*What to do*:
Leaving out any pictures, print the entries that follow exactly as they stand.

Records from a dataset:
/---

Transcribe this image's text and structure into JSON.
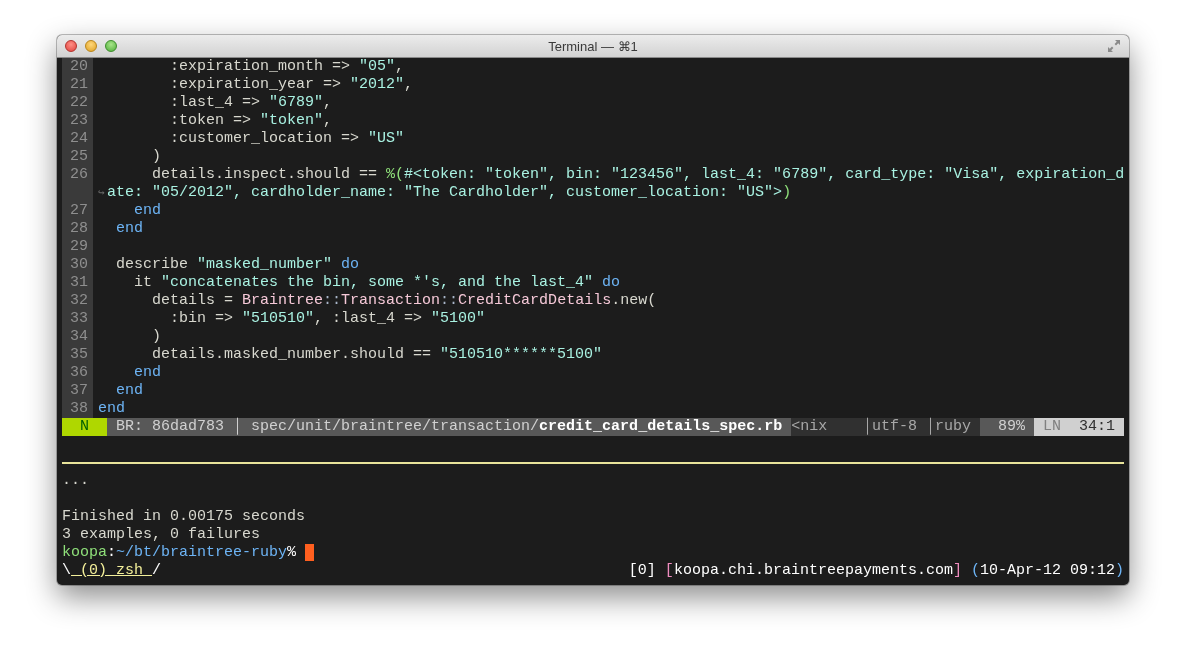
{
  "window": {
    "title": "Terminal — ⌘1"
  },
  "editor": {
    "lines": [
      {
        "kind": "line",
        "number": "20",
        "segments": [
          {
            "text": "        :expiration_month => ",
            "kind": "plain"
          },
          {
            "text": "\"05\"",
            "kind": "string"
          },
          {
            "text": ",",
            "kind": "plain"
          }
        ]
      },
      {
        "kind": "line",
        "number": "21",
        "segments": [
          {
            "text": "        :expiration_year => ",
            "kind": "plain"
          },
          {
            "text": "\"2012\"",
            "kind": "string"
          },
          {
            "text": ",",
            "kind": "plain"
          }
        ]
      },
      {
        "kind": "line",
        "number": "22",
        "segments": [
          {
            "text": "        :last_4 => ",
            "kind": "plain"
          },
          {
            "text": "\"6789\"",
            "kind": "string"
          },
          {
            "text": ",",
            "kind": "plain"
          }
        ]
      },
      {
        "kind": "line",
        "number": "23",
        "segments": [
          {
            "text": "        :token => ",
            "kind": "plain"
          },
          {
            "text": "\"token\"",
            "kind": "string"
          },
          {
            "text": ",",
            "kind": "plain"
          }
        ]
      },
      {
        "kind": "line",
        "number": "24",
        "segments": [
          {
            "text": "        :customer_location => ",
            "kind": "plain"
          },
          {
            "text": "\"US\"",
            "kind": "string"
          }
        ]
      },
      {
        "kind": "line",
        "number": "25",
        "segments": [
          {
            "text": "      )",
            "kind": "plain"
          }
        ]
      },
      {
        "kind": "line",
        "number": "26",
        "segments": [
          {
            "text": "      details.inspect.should == ",
            "kind": "plain"
          },
          {
            "text": "%(",
            "kind": "literal"
          },
          {
            "text": "#<token: \"token\", bin: \"123456\", last_4: \"6789\", card_type: \"Visa\", expiration_d",
            "kind": "string"
          }
        ]
      },
      {
        "kind": "wrap",
        "mark": "↪",
        "segments": [
          {
            "text": "ate: \"05/2012\", cardholder_name: \"The Cardholder\", customer_location: \"US\">",
            "kind": "string"
          },
          {
            "text": ")",
            "kind": "literal"
          }
        ]
      },
      {
        "kind": "line",
        "number": "27",
        "segments": [
          {
            "text": "    end",
            "kind": "keyword"
          }
        ]
      },
      {
        "kind": "line",
        "number": "28",
        "segments": [
          {
            "text": "  end",
            "kind": "keyword"
          }
        ]
      },
      {
        "kind": "line",
        "number": "29"
      },
      {
        "kind": "line",
        "number": "30",
        "segments": [
          {
            "text": "  describe ",
            "kind": "plain"
          },
          {
            "text": "\"masked_number\"",
            "kind": "string"
          },
          {
            "text": " do",
            "kind": "keyword"
          }
        ]
      },
      {
        "kind": "line",
        "number": "31",
        "segments": [
          {
            "text": "    it ",
            "kind": "plain"
          },
          {
            "text": "\"concatenates the bin, some *'s, and the last_4\"",
            "kind": "string"
          },
          {
            "text": " do",
            "kind": "keyword"
          }
        ]
      },
      {
        "kind": "line",
        "number": "32",
        "segments": [
          {
            "text": "      details = ",
            "kind": "plain"
          },
          {
            "text": "Braintree",
            "kind": "constant"
          },
          {
            "text": "::",
            "kind": "operator"
          },
          {
            "text": "Transaction",
            "kind": "constant"
          },
          {
            "text": "::",
            "kind": "operator"
          },
          {
            "text": "CreditCardDetails",
            "kind": "constant"
          },
          {
            "text": ".new(",
            "kind": "plain"
          }
        ]
      },
      {
        "kind": "line",
        "number": "33",
        "segments": [
          {
            "text": "        :bin => ",
            "kind": "plain"
          },
          {
            "text": "\"510510\"",
            "kind": "string"
          },
          {
            "text": ", :last_4 => ",
            "kind": "plain"
          },
          {
            "text": "\"5100\"",
            "kind": "string"
          }
        ]
      },
      {
        "kind": "line",
        "number": "34",
        "segments": [
          {
            "text": "      )",
            "kind": "plain"
          }
        ]
      },
      {
        "kind": "line",
        "number": "35",
        "segments": [
          {
            "text": "      details.masked_number.should == ",
            "kind": "plain"
          },
          {
            "text": "\"510510******5100\"",
            "kind": "string"
          }
        ]
      },
      {
        "kind": "line",
        "number": "36",
        "segments": [
          {
            "text": "    end",
            "kind": "keyword"
          }
        ]
      },
      {
        "kind": "line",
        "number": "37",
        "segments": [
          {
            "text": "  end",
            "kind": "keyword"
          }
        ]
      },
      {
        "kind": "line",
        "number": "38",
        "segments": [
          {
            "text": "end",
            "kind": "keyword"
          }
        ]
      }
    ]
  },
  "status_line": {
    "left": [
      {
        "text": "N",
        "kind": "mode"
      },
      {
        "text": "BR: 86dad783",
        "kind": "branch"
      },
      {
        "text": "│",
        "kind": "divider"
      },
      {
        "text": "spec/unit/braintree/transaction/",
        "kind": "path"
      },
      {
        "text": "credit_card_details_spec.rb",
        "kind": "file"
      },
      {
        "text": "<nix",
        "kind": "info"
      }
    ],
    "right": [
      {
        "text": "│",
        "kind": "divider_dark"
      },
      {
        "text": "utf-8",
        "kind": "info"
      },
      {
        "text": "│",
        "kind": "divider_dark"
      },
      {
        "text": "ruby",
        "kind": "info"
      },
      {
        "text": "89%",
        "kind": "percent"
      },
      {
        "text": "LN",
        "kind": "position_label"
      },
      {
        "text": "34:1",
        "kind": "position"
      }
    ]
  },
  "output": {
    "progress": "...",
    "summary": [
      "Finished in 0.00175 seconds",
      "3 examples, 0 failures"
    ]
  },
  "prompt": {
    "segments": [
      {
        "text": "koopa",
        "kind": "host"
      },
      {
        "text": ":",
        "kind": "plain"
      },
      {
        "text": "~/bt/braintree-ruby",
        "kind": "path"
      },
      {
        "text": "%",
        "kind": "plain"
      }
    ]
  },
  "tmux": {
    "window": {
      "segments": [
        {
          "text": "\\",
          "kind": "plain"
        },
        {
          "text": " (0) zsh ",
          "kind": "active"
        },
        {
          "text": "/",
          "kind": "plain"
        }
      ]
    },
    "right": [
      {
        "segments": [
          {
            "text": "[0]",
            "kind": "plain"
          }
        ]
      },
      {
        "segments": [
          {
            "text": "[",
            "kind": "bracket"
          },
          {
            "text": "koopa.chi.braintreepayments.com",
            "kind": "plain"
          },
          {
            "text": "]",
            "kind": "bracket"
          }
        ]
      },
      {
        "segments": [
          {
            "text": "(",
            "kind": "paren"
          },
          {
            "text": "10-Apr-12 09:12",
            "kind": "plain"
          },
          {
            "text": ")",
            "kind": "paren"
          }
        ]
      }
    ]
  }
}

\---

*Response to the exercise*:
Transcribe this image's text and structure into JSON.
{
  "window": {
    "title": "Terminal — ⌘1"
  },
  "editor": {
    "lines": [
      {
        "kind": "line",
        "number": "20",
        "segments": [
          {
            "text": "        :expiration_month => ",
            "kind": "plain"
          },
          {
            "text": "\"05\"",
            "kind": "string"
          },
          {
            "text": ",",
            "kind": "plain"
          }
        ]
      },
      {
        "kind": "line",
        "number": "21",
        "segments": [
          {
            "text": "        :expiration_year => ",
            "kind": "plain"
          },
          {
            "text": "\"2012\"",
            "kind": "string"
          },
          {
            "text": ",",
            "kind": "plain"
          }
        ]
      },
      {
        "kind": "line",
        "number": "22",
        "segments": [
          {
            "text": "        :last_4 => ",
            "kind": "plain"
          },
          {
            "text": "\"6789\"",
            "kind": "string"
          },
          {
            "text": ",",
            "kind": "plain"
          }
        ]
      },
      {
        "kind": "line",
        "number": "23",
        "segments": [
          {
            "text": "        :token => ",
            "kind": "plain"
          },
          {
            "text": "\"token\"",
            "kind": "string"
          },
          {
            "text": ",",
            "kind": "plain"
          }
        ]
      },
      {
        "kind": "line",
        "number": "24",
        "segments": [
          {
            "text": "        :customer_location => ",
            "kind": "plain"
          },
          {
            "text": "\"US\"",
            "kind": "string"
          }
        ]
      },
      {
        "kind": "line",
        "number": "25",
        "segments": [
          {
            "text": "      )",
            "kind": "plain"
          }
        ]
      },
      {
        "kind": "line",
        "number": "26",
        "segments": [
          {
            "text": "      details.inspect.should == ",
            "kind": "plain"
          },
          {
            "text": "%(",
            "kind": "literal"
          },
          {
            "text": "#<token: \"token\", bin: \"123456\", last_4: \"6789\", card_type: \"Visa\", expiration_d",
            "kind": "string"
          }
        ]
      },
      {
        "kind": "wrap",
        "mark": "↪",
        "segments": [
          {
            "text": "ate: \"05/2012\", cardholder_name: \"The Cardholder\", customer_location: \"US\">",
            "kind": "string"
          },
          {
            "text": ")",
            "kind": "literal"
          }
        ]
      },
      {
        "kind": "line",
        "number": "27",
        "segments": [
          {
            "text": "    end",
            "kind": "keyword"
          }
        ]
      },
      {
        "kind": "line",
        "number": "28",
        "segments": [
          {
            "text": "  end",
            "kind": "keyword"
          }
        ]
      },
      {
        "kind": "line",
        "number": "29"
      },
      {
        "kind": "line",
        "number": "30",
        "segments": [
          {
            "text": "  describe ",
            "kind": "plain"
          },
          {
            "text": "\"masked_number\"",
            "kind": "string"
          },
          {
            "text": " do",
            "kind": "keyword"
          }
        ]
      },
      {
        "kind": "line",
        "number": "31",
        "segments": [
          {
            "text": "    it ",
            "kind": "plain"
          },
          {
            "text": "\"concatenates the bin, some *'s, and the last_4\"",
            "kind": "string"
          },
          {
            "text": " do",
            "kind": "keyword"
          }
        ]
      },
      {
        "kind": "line",
        "number": "32",
        "segments": [
          {
            "text": "      details = ",
            "kind": "plain"
          },
          {
            "text": "Braintree",
            "kind": "constant"
          },
          {
            "text": "::",
            "kind": "operator"
          },
          {
            "text": "Transaction",
            "kind": "constant"
          },
          {
            "text": "::",
            "kind": "operator"
          },
          {
            "text": "CreditCardDetails",
            "kind": "constant"
          },
          {
            "text": ".new(",
            "kind": "plain"
          }
        ]
      },
      {
        "kind": "line",
        "number": "33",
        "segments": [
          {
            "text": "        :bin => ",
            "kind": "plain"
          },
          {
            "text": "\"510510\"",
            "kind": "string"
          },
          {
            "text": ", :last_4 => ",
            "kind": "plain"
          },
          {
            "text": "\"5100\"",
            "kind": "string"
          }
        ]
      },
      {
        "kind": "line",
        "number": "34",
        "segments": [
          {
            "text": "      )",
            "kind": "plain"
          }
        ]
      },
      {
        "kind": "line",
        "number": "35",
        "segments": [
          {
            "text": "      details.masked_number.should == ",
            "kind": "plain"
          },
          {
            "text": "\"510510******5100\"",
            "kind": "string"
          }
        ]
      },
      {
        "kind": "line",
        "number": "36",
        "segments": [
          {
            "text": "    end",
            "kind": "keyword"
          }
        ]
      },
      {
        "kind": "line",
        "number": "37",
        "segments": [
          {
            "text": "  end",
            "kind": "keyword"
          }
        ]
      },
      {
        "kind": "line",
        "number": "38",
        "segments": [
          {
            "text": "end",
            "kind": "keyword"
          }
        ]
      }
    ]
  },
  "status_line": {
    "left": [
      {
        "text": "N",
        "kind": "mode"
      },
      {
        "text": "BR: 86dad783",
        "kind": "branch"
      },
      {
        "text": "│",
        "kind": "divider"
      },
      {
        "text": "spec/unit/braintree/transaction/",
        "kind": "path"
      },
      {
        "text": "credit_card_details_spec.rb",
        "kind": "file"
      },
      {
        "text": "<nix",
        "kind": "info"
      }
    ],
    "right": [
      {
        "text": "│",
        "kind": "divider_dark"
      },
      {
        "text": "utf-8",
        "kind": "info"
      },
      {
        "text": "│",
        "kind": "divider_dark"
      },
      {
        "text": "ruby",
        "kind": "info"
      },
      {
        "text": "89%",
        "kind": "percent"
      },
      {
        "text": "LN",
        "kind": "position_label"
      },
      {
        "text": "34:1",
        "kind": "position"
      }
    ]
  },
  "output": {
    "progress": "...",
    "summary": [
      "Finished in 0.00175 seconds",
      "3 examples, 0 failures"
    ]
  },
  "prompt": {
    "segments": [
      {
        "text": "koopa",
        "kind": "host"
      },
      {
        "text": ":",
        "kind": "plain"
      },
      {
        "text": "~/bt/braintree-ruby",
        "kind": "path"
      },
      {
        "text": "%",
        "kind": "plain"
      }
    ]
  },
  "tmux": {
    "window": {
      "segments": [
        {
          "text": "\\",
          "kind": "plain"
        },
        {
          "text": " (0) zsh ",
          "kind": "active"
        },
        {
          "text": "/",
          "kind": "plain"
        }
      ]
    },
    "right": [
      {
        "segments": [
          {
            "text": "[0]",
            "kind": "plain"
          }
        ]
      },
      {
        "segments": [
          {
            "text": "[",
            "kind": "bracket"
          },
          {
            "text": "koopa.chi.braintreepayments.com",
            "kind": "plain"
          },
          {
            "text": "]",
            "kind": "bracket"
          }
        ]
      },
      {
        "segments": [
          {
            "text": "(",
            "kind": "paren"
          },
          {
            "text": "10-Apr-12 09:12",
            "kind": "plain"
          },
          {
            "text": ")",
            "kind": "paren"
          }
        ]
      }
    ]
  }
}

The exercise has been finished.